On the Right PATH
For bicyclists, walkers and joggers, one of the top spots for exercise and fresh air is along the Paul Ambrose Trail for Health, or PATH. The PATH trail system in Huntington is named for Dr. Paul Ambrose, a promising young physician killed at the Pentagon during the 9/11 terrorist attacks in 2001.
Today, the growing PATH initiative features more than 18 miles of trails accessible to many of Huntington’s attractions and workplaces, allowing residents an alternative means of transportation. The PATH mission is to eventually connect the trail system to all neighborhoods in Huntington.
Take to the Water
Water plays a featured role in Advantage Valley, which is crisscrossed by several rivers, including the Ohio, Guyandotte, Elk, Kanawha, Mud and Coal, that provide opportunities for canoeists, kayakers and water recreation enthusiasts. A favorite spot for kayakers is the Coal River, a tributary of the Kanawha River.
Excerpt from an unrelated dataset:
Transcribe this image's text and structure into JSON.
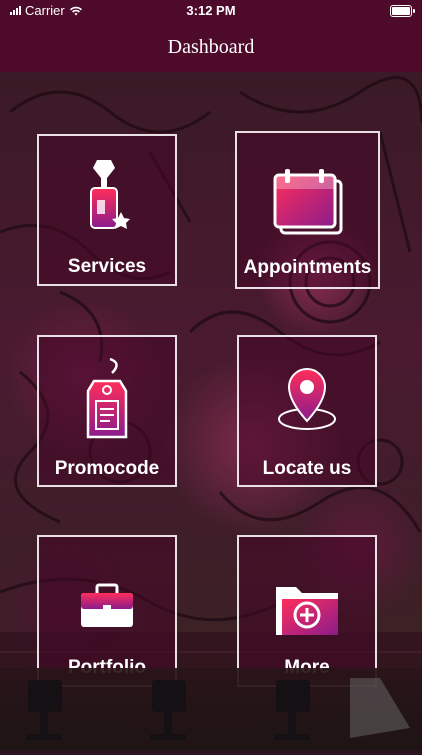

The Coal River Group, formed in the early 2000s, works to promote the Big Coal, Little Coal and Coal rivers for recreational use. “I didn’t dream then of a kayak revolution occurring in our region, but that’s what is happening today,” says Bill Currey, founder and chairman of the Coal River Group. “The entire three-river water trail stretches 88 miles,” Currey says. I see outdoor recreation becoming a major economic factor for this region.” The Group stages the annual Tour de Coal kayaking event that attracts about 2,000 kayakers each June to Advantage Valley.
West Virginia’s most recent state park, the Elk River Rail Trail, represents over 50 miles of historic rail corridor that has been converted to a hiking and biking trail along the scenic Elk River. Known as one of the most ecologically diverse rivers east of the Mississippi, the Elk is perfect for family kayak and paddle boarding outings.
Kicking and Shouting
The $17 million Shawnee Sports Complex, spans 127 acres and features six collegiate turf/multipurpose fields for soccer and lacrosse, and four collegiate-size baseball and softball fields. When coupled with the Village of Barboursville’s multi-sports and soccer complex , these facilities host national youth sports tournaments and provide an estimated $30 million annual economic impact to the region.